ABOUT THIS TASK: Look through the data below and say how many of its lines contain "value", adding nothing else.

SOURCE INFORMATION:
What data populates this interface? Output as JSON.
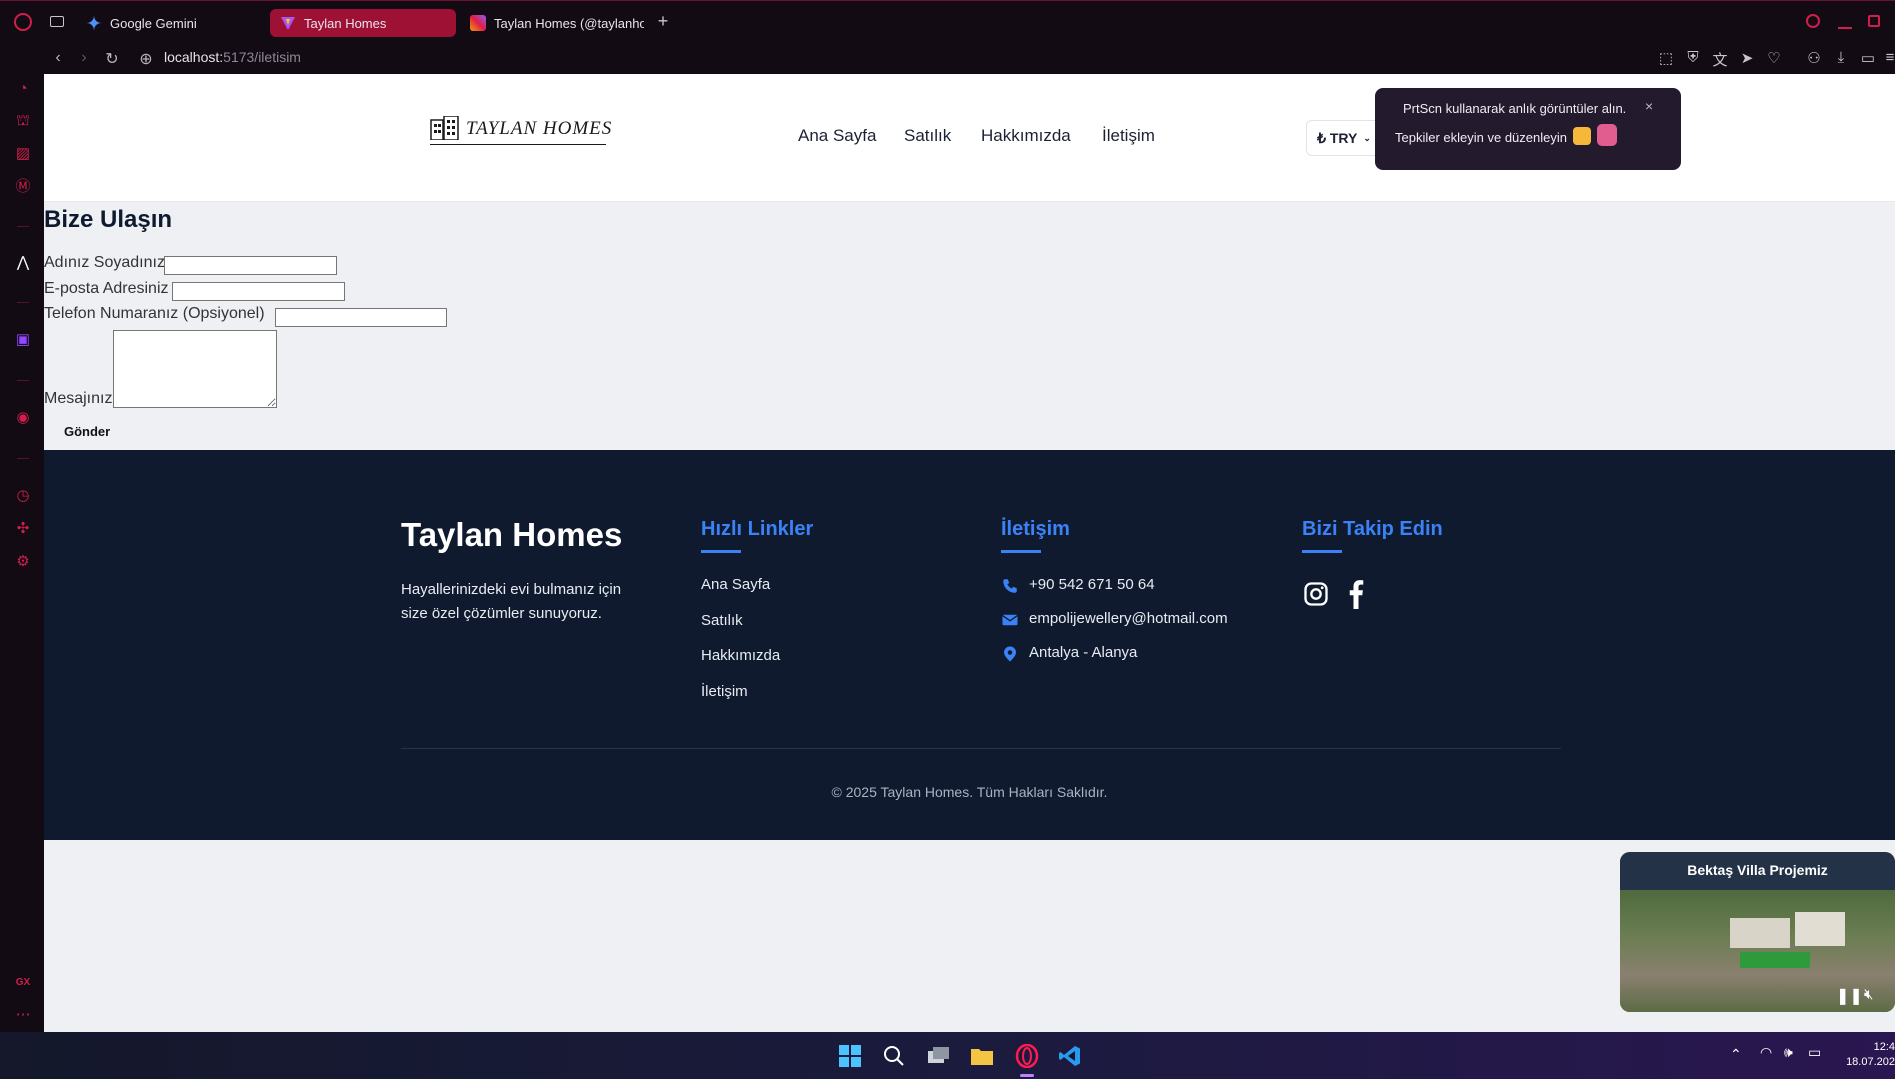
{
  "browser": {
    "tabs": [
      {
        "label": "Google Gemini"
      },
      {
        "label": "Taylan Homes"
      },
      {
        "label": "Taylan Homes (@taylanho"
      }
    ],
    "url_host": "localhost:",
    "url_path": "5173/iletisim"
  },
  "toast": {
    "line1": "PrtScn kullanarak anlık görüntüler alın.",
    "line2": "Tepkiler ekleyin ve düzenleyin",
    "close": "×"
  },
  "header": {
    "logo_text": "TAYLAN HOMES",
    "nav": [
      "Ana Sayfa",
      "Satılık",
      "Hakkımızda",
      "İletişim"
    ],
    "currency": "₺ TRY"
  },
  "form": {
    "title": "Bize Ulaşın",
    "name_label": "Adınız Soyadınız",
    "email_label": "E-posta Adresiniz",
    "phone_label": "Telefon Numaranız (Opsiyonel)",
    "message_label": "Mesajınız",
    "submit_label": "Gönder"
  },
  "footer": {
    "brand": "Taylan Homes",
    "description": "Hayallerinizdeki evi bulmanız için size özel çözümler sunuyoruz.",
    "quick_links_title": "Hızlı Linkler",
    "quick_links": [
      "Ana Sayfa",
      "Satılık",
      "Hakkımızda",
      "İletişim"
    ],
    "contact_title": "İletişim",
    "phone": "+90 542 671 50 64",
    "email": "empolijewellery@hotmail.com",
    "location": "Antalya - Alanya",
    "follow_title": "Bizi Takip Edin",
    "copyright": "© 2025 Taylan Homes. Tüm Hakları Saklıdır."
  },
  "video": {
    "title": "Bektaş Villa Projemiz"
  },
  "taskbar": {
    "time": "12:4",
    "date": "18.07.202"
  },
  "colors": {
    "accent": "#3b82f6",
    "footer_bg": "#0f1a2e",
    "whatsapp": "#25d366",
    "active_tab": "#9e1034"
  }
}
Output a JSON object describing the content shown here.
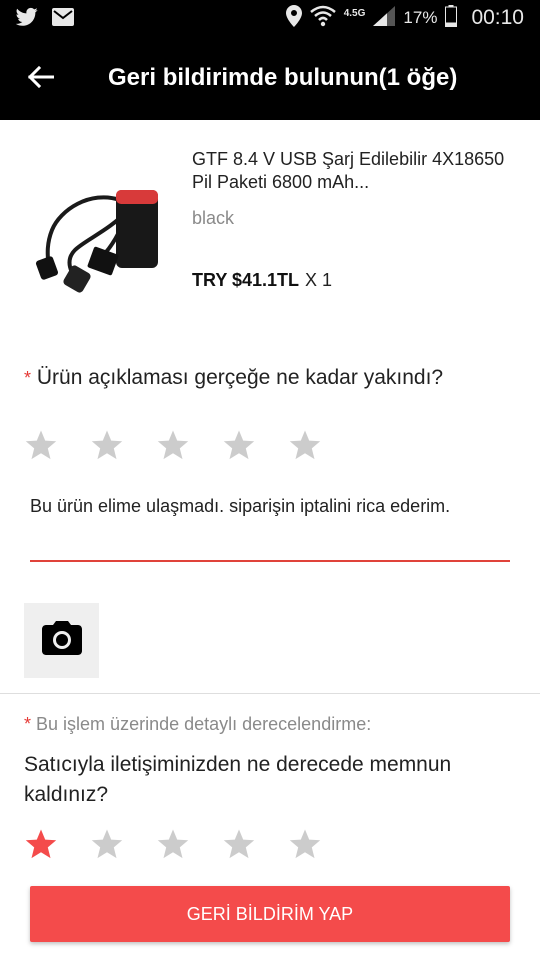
{
  "status_bar": {
    "network": "4.5G",
    "battery": "17%",
    "time": "00:10"
  },
  "header": {
    "title": "Geri bildirimde bulunun(1 öğe)"
  },
  "product": {
    "title": "GTF 8.4 V USB Şarj Edilebilir 4X18650 Pil Paketi 6800 mAh...",
    "variant": "black",
    "price": "TRY $41.1TL",
    "quantity": "X 1"
  },
  "rating_accuracy": {
    "required_mark": "*",
    "question": "Ürün açıklaması gerçeğe ne kadar yakındı?",
    "stars_selected": 0,
    "stars_total": 5
  },
  "review": {
    "text": "Bu ürün elime ulaşmadı. siparişin iptalini rica ederim."
  },
  "seller_rating": {
    "required_mark": "*",
    "hint": "Bu işlem üzerinde detaylı derecelendirme:",
    "question": "Satıcıyla iletişiminizden ne derecede memnun kaldınız?",
    "stars_selected": 1,
    "stars_total": 5
  },
  "submit": {
    "label": "GERİ BİLDİRİM YAP"
  },
  "colors": {
    "accent": "#f44b4b",
    "star_active": "#f44b4b",
    "star_inactive": "#cccccc"
  }
}
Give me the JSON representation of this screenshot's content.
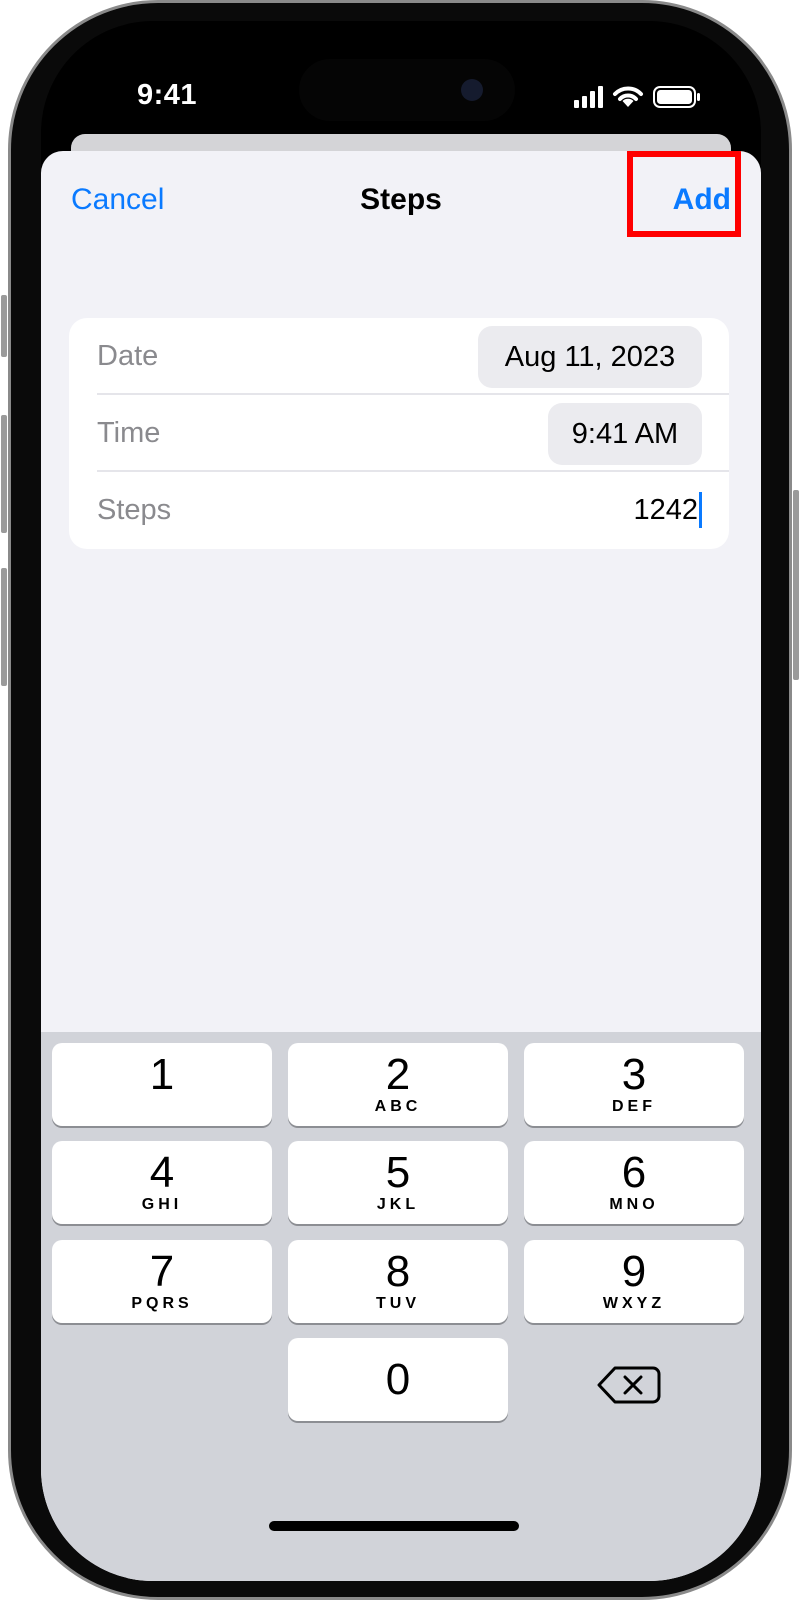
{
  "status_bar": {
    "time": "9:41"
  },
  "nav": {
    "cancel_label": "Cancel",
    "title": "Steps",
    "add_label": "Add"
  },
  "form": {
    "date": {
      "label": "Date",
      "value": "Aug 11, 2023"
    },
    "time": {
      "label": "Time",
      "value": "9:41 AM"
    },
    "steps": {
      "label": "Steps",
      "value": "1242"
    }
  },
  "keypad": {
    "keys": [
      {
        "number": "1",
        "letters": ""
      },
      {
        "number": "2",
        "letters": "ABC"
      },
      {
        "number": "3",
        "letters": "DEF"
      },
      {
        "number": "4",
        "letters": "GHI"
      },
      {
        "number": "5",
        "letters": "JKL"
      },
      {
        "number": "6",
        "letters": "MNO"
      },
      {
        "number": "7",
        "letters": "PQRS"
      },
      {
        "number": "8",
        "letters": "TUV"
      },
      {
        "number": "9",
        "letters": "WXYZ"
      },
      {
        "number": "0",
        "letters": ""
      }
    ],
    "delete_icon": "delete-backspace-icon"
  },
  "colors": {
    "accent": "#0a7aff",
    "sheet_bg": "#f2f2f7",
    "keypad_bg": "#d1d3d9",
    "highlight": "#ff0000"
  }
}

EXERCISE ANSWER: 3